(WHAT IS REQUIRED) When a line in the listing below contains the word "time", return a copy of that line.

───

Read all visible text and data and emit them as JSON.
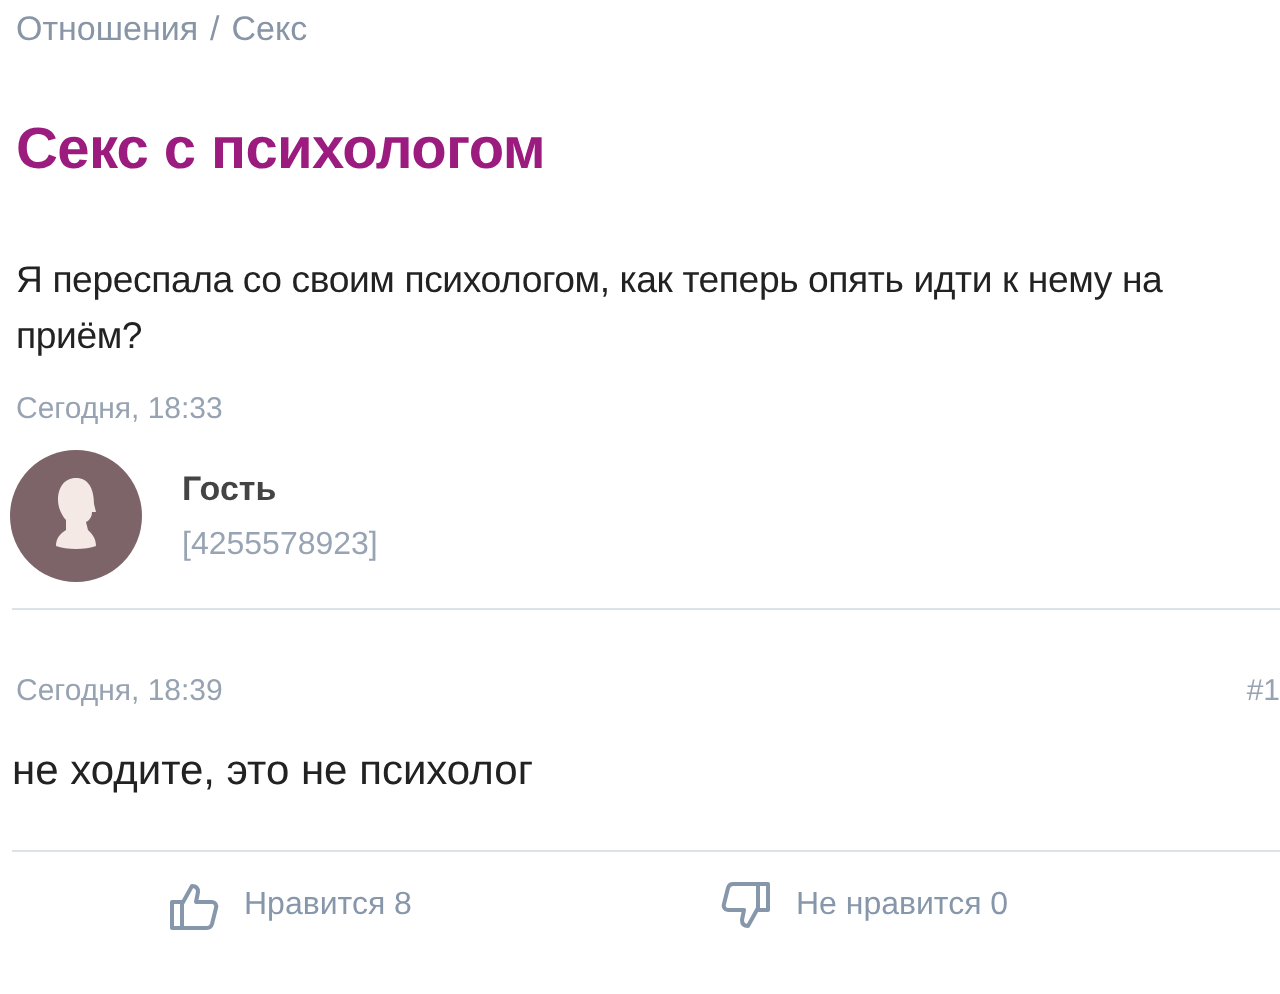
{
  "breadcrumb": {
    "items": [
      "Отношения",
      "Секс"
    ],
    "separator": "/"
  },
  "topic": {
    "title": "Секс с психологом",
    "text": "Я переспала со своим психологом, как теперь опять идти к нему на приём?",
    "time": "Сегодня, 18:33"
  },
  "author": {
    "name": "Гость",
    "id": "[4255578923]"
  },
  "comment": {
    "time": "Сегодня, 18:39",
    "number": "#1",
    "text": "не ходите, это не психолог"
  },
  "reactions": [
    {
      "kind": "like",
      "label": "Нравится 8"
    },
    {
      "kind": "dislike",
      "label": "Не нравится 0"
    }
  ]
}
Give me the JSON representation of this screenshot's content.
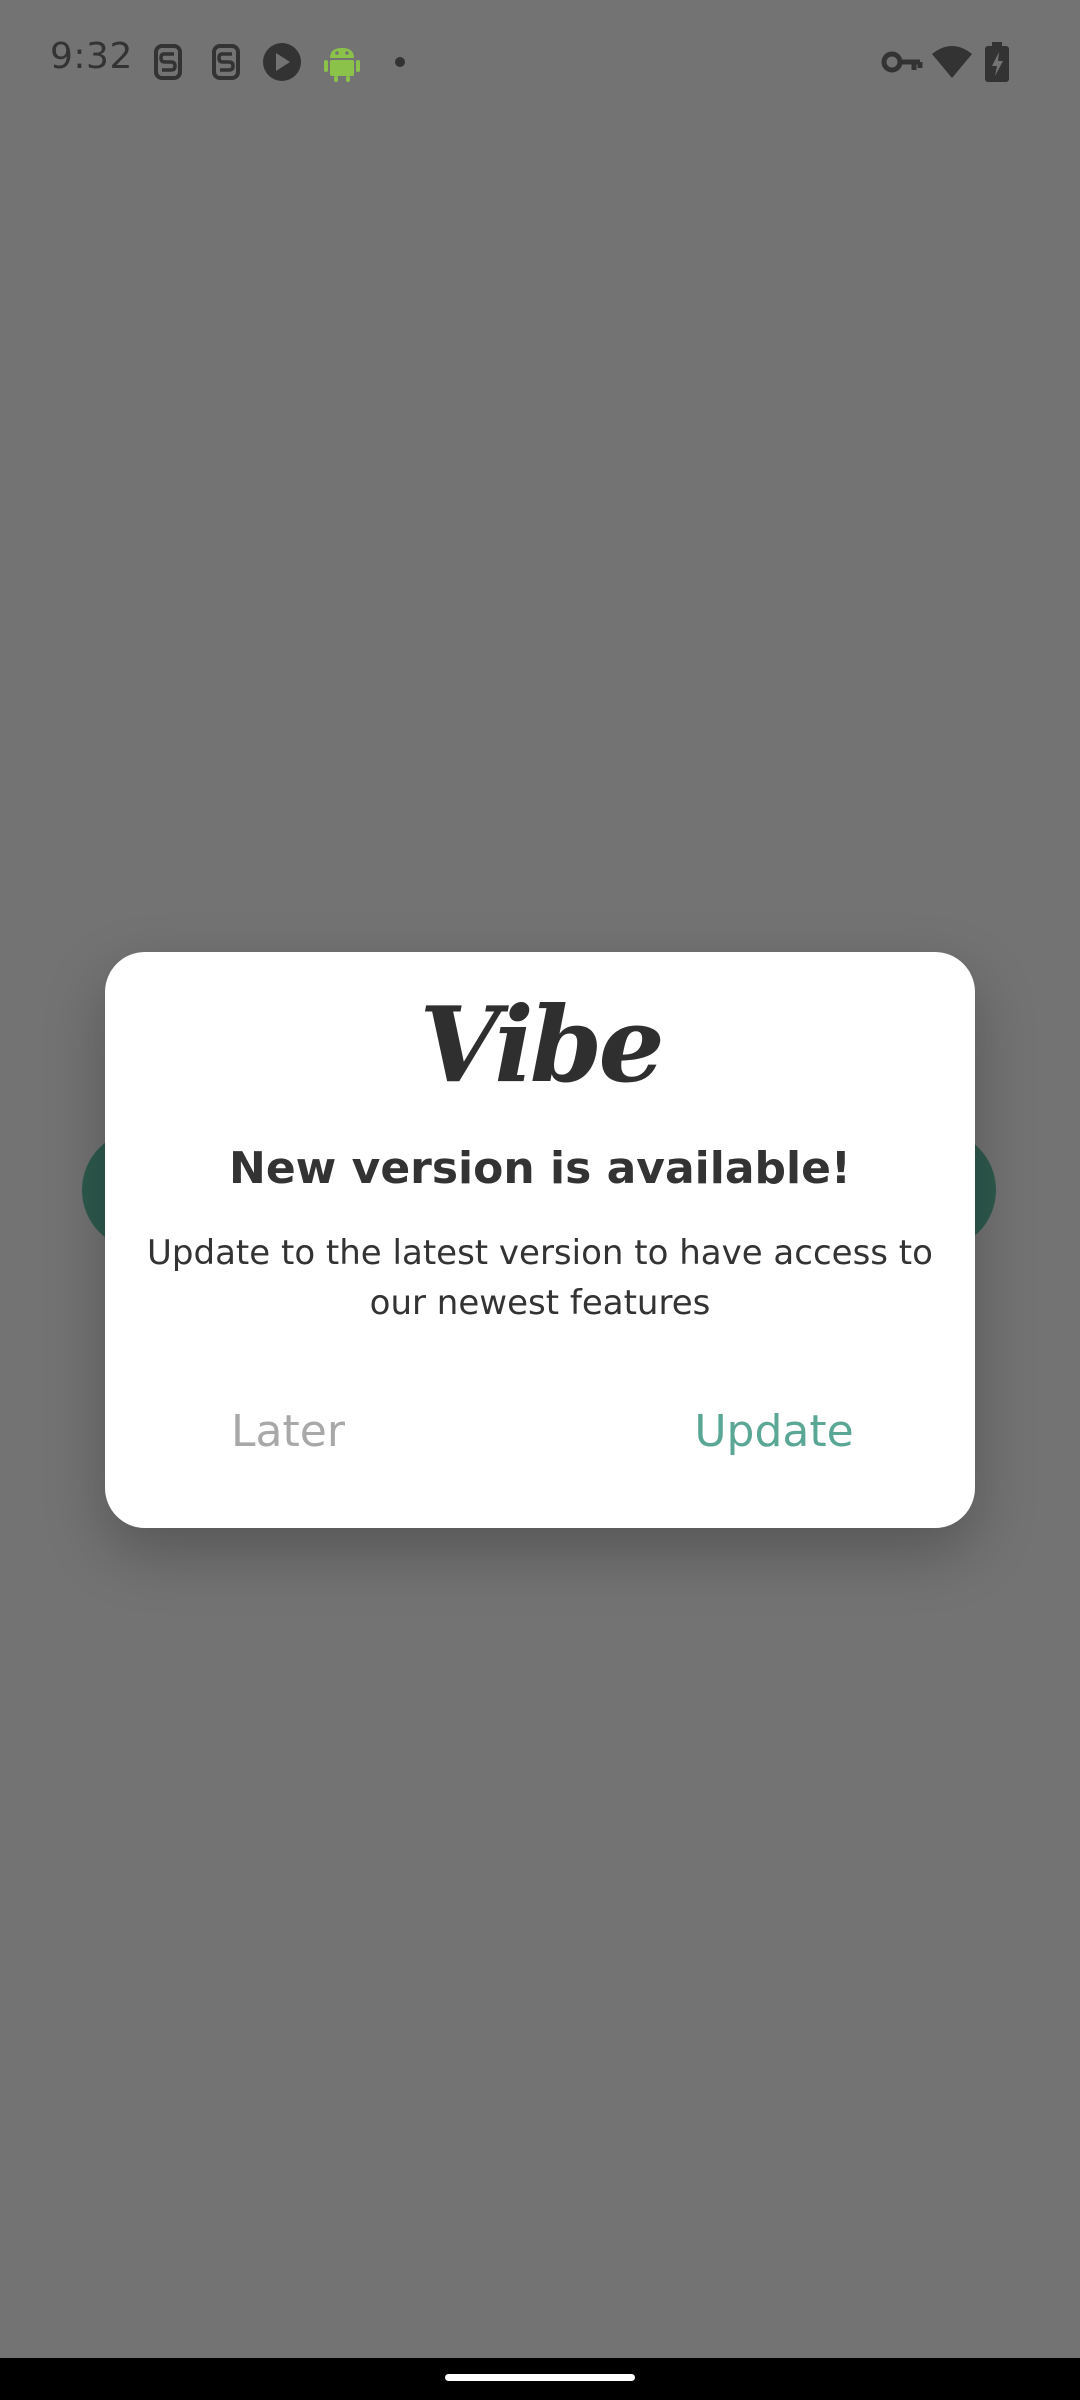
{
  "status_bar": {
    "time": "9:32",
    "left_icons": [
      "sim-s-icon",
      "sim-s-icon",
      "camera-aperture-icon",
      "android-icon",
      "dot-icon"
    ],
    "right_icons": [
      "vpn-key-icon",
      "wifi-icon",
      "battery-charging-icon"
    ]
  },
  "dialog": {
    "logo_text": "Vibe",
    "title": "New version is available!",
    "message": "Update to the latest version to have access to our newest features",
    "later_label": "Later",
    "update_label": "Update"
  },
  "colors": {
    "scrim": "#737373",
    "accent": "#5aa795",
    "later_text": "#a8a8a8",
    "background_pill": "#2e5a4e"
  }
}
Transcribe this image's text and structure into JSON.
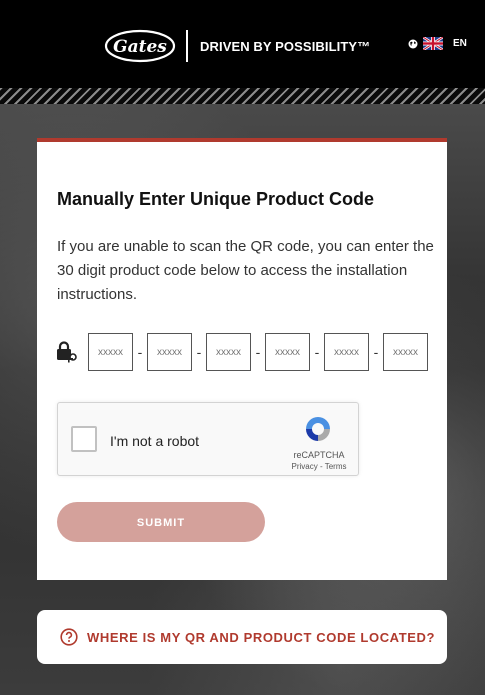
{
  "header": {
    "logo_text": "Gates",
    "tagline": "DRIVEN BY POSSIBILITY™",
    "language_code": "EN",
    "icons": [
      "globe-icon",
      "uk-flag-icon"
    ]
  },
  "form": {
    "title": "Manually Enter Unique Product Code",
    "description": "If you are unable to scan the QR code, you can enter the 30 digit product code below to access the installation instructions.",
    "code_fields": [
      {
        "placeholder": "xxxxx"
      },
      {
        "placeholder": "xxxxx"
      },
      {
        "placeholder": "xxxxx"
      },
      {
        "placeholder": "xxxxx"
      },
      {
        "placeholder": "xxxxx"
      },
      {
        "placeholder": "xxxxx"
      }
    ],
    "separator": "-",
    "captcha": {
      "label": "I'm not a robot",
      "brand": "reCAPTCHA",
      "links": "Privacy - Terms"
    },
    "submit_label": "SUBMIT"
  },
  "help": {
    "text": "WHERE IS MY QR AND PRODUCT CODE LOCATED?"
  },
  "colors": {
    "accent": "#b03a2e",
    "submit_bg": "#d4a19b",
    "header_bg": "#000000"
  }
}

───

(RESPONSE FOR THIS EXERCISE)
    "time": "Сегодня, 18:33"
    "time": "Сегодня, 18:39",
    "time": "9:32",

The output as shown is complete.